Following the passing of Justice Ruth Bader Ginsburg, President Trump has selected Amy Coney Barrett as an Associate Justice on the Supreme Court of the United States. She is the fifth woman to ever serve on the Supreme Court and is currently one of three women on the bench. Her position on a high court, as well as her relative inexperience in law and her political values, have imprinted on many Americans.

The process to select a Supreme Court Justice begins with the president, who selects the nominee to fill a vacancy in the nine members. The president typically selects a nominee whose ideas align with their own; however, other factors must be taken into account to make an informed decision.

“I think the President needs to have an understanding of the Constitution and an overall understanding of how the Supreme Court works,” Jan-Vincent Waller, Dual-Credit American History and Contemporary Issues teacher, said.

Though the Supreme Court Justice is a highly coveted political position, there are no specific requirements outlined in the Constitution for a nomination. The expectation of all Supreme Court Justices has been to value the Constitution above personal political beliefs.

“There are no formal qualifications for being a Supreme Court Justice,” Waller said. “I think [people] have to try to not be biased based on qualifications because there is no set standard for this, only established tradition.”

Regarding the nomination of Justice Barrett, there has been debate over whether it was within the rights of the Trump administration to proceed with the nomination, even though the presidential election was within only two months of Justice Ruth Bader Ginsburg’s passing. Some believe that the decision should have been made by the incoming administration.

“I think the next administration should have nominated the next Supreme Court Justice based on Senate Majority Leader Mitch McConnell’s precedent that he set when Justice [Antonin] Scalia died in 2016,” Savanah Thompson (12) said. “Mitch McConnell argued that the replacement wasn’t a decision for the Obama administration because of how close [Scalia’s] death was to the next election.”

Some believe that the next nomination for the Supreme Court should have fallen under the jurisdiction of the Trump administration.

“I think that it was in President Trump’s right to nominate because his term wasn’t up, but I can definitely see how some people think that it should be a job for the next administration because it happened so close to the election,” Michael Golden (12) said.

After the presidential selection, the nominee then proceeds to a Senate confirmation hearing, in which members of the Senate vote on whether the nominee is qualified to be appointed to the bench as a Supreme Court justice. With a Senate majority vote of 52-48, Amy Coney Barrett has been sworn in as an Associate Justice on the Supreme Court of the United States.

Justice Barrett’s beliefs are conservatively skewed on several pressing matters, such as abortion, immigration, gun laws and marriage equality. Her ideas have posed worries to several groups of Americans. 

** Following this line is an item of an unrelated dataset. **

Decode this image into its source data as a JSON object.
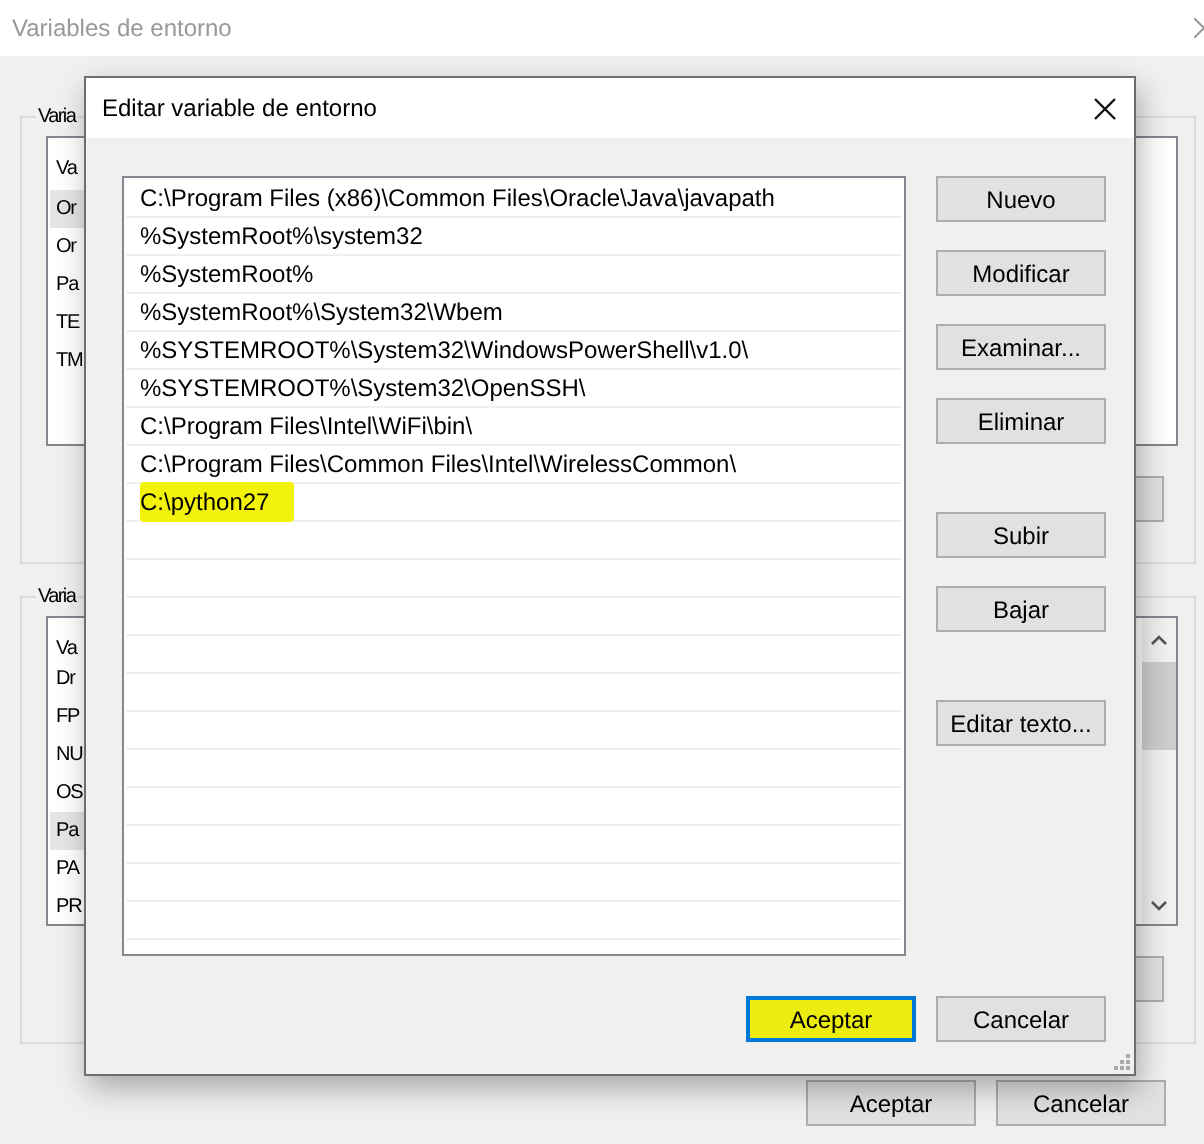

“Some decisions that can affect women, in particular, over the next couple of decades, are at stake here, and also for people that identify as members of the LGBTQ+ community,” Waller said.

Her stance regarding the landmark Roe v. Wade court case, which allows pregnant women in America the right to an abortion without governmental interference, potentially poses a threat to many young women. However, changing an established case like Roe v. Wade would require more than Justice Barrett’s presence on the Supreme Court alone.

“Amy Coney Barrett focuses on precedent, and because Roe v. Wade has been decided, I don’t think she could [overturn it],” Golden said. “Although it would be popular amongst conservatives if it were overturned, among the whole general American population, it would be unpopular.”

Justice Barrett’s inexperience in law in comparison to the other justices on the Supreme Court is also an important aspect in her controversial nomination. Her service on the Court may last several decades. 

“I think that having a Republican majority in the Supreme Court could have an impact on all future presidencies, at least for the next few decades,” Thompson said.  “We can turn the Senate and the House of Representatives any color we want to because those elections are more frequent, but the Supreme Court nomination lasts a whole lifetime.”

With the election of Joe Biden as president of the United States in November, Justice Barrett’s nomination, as well as the conservative majority to the Supreme Court, also has implications.

“Because the Supreme Court is skewed conservatively, a lot of the more progressive policies could be struck down. Even though right now, the Democrats control the House and now parts of the executive branch, the Supreme Court can act as a check on that,” Golden said.

However, the power that the Supreme Court will have over the efficiency of the Biden administration will be limited.

“If Biden, moving forward, wants to use the Supreme Court, he has to…not assume that just because they were appointed by a conservative President and they identify as conservative, that doesn’t necessarily mean that they will disagree with everything he brings before them,” Waller said.

While judges on the Supreme Court are entitled to their personal beliefs, they do not have official ties to one political party. 

“I think the priority of the Supreme Court members should be to lay aside party differences and ensure that the Constitution is followed in everything,” Thompson said. “[Justices] should uphold the values of the Constitution in an unbiased way, regardless of their own political stance.”

Justice Barrett’s nomination to the Supreme Court also carries weight in that she will set a precedent as the only woman to have been appointed with conservative values. Overall, as a member of the high court, she is expected to set a standard for conservative women while also upholding the values of the Constitution.

“My faith in the judicial system, its interpretation of the law and the Constitution gives me hope that she is qualified,” Waller said. “Now that she has the job, we have to give her a chance to show us she can do the job.”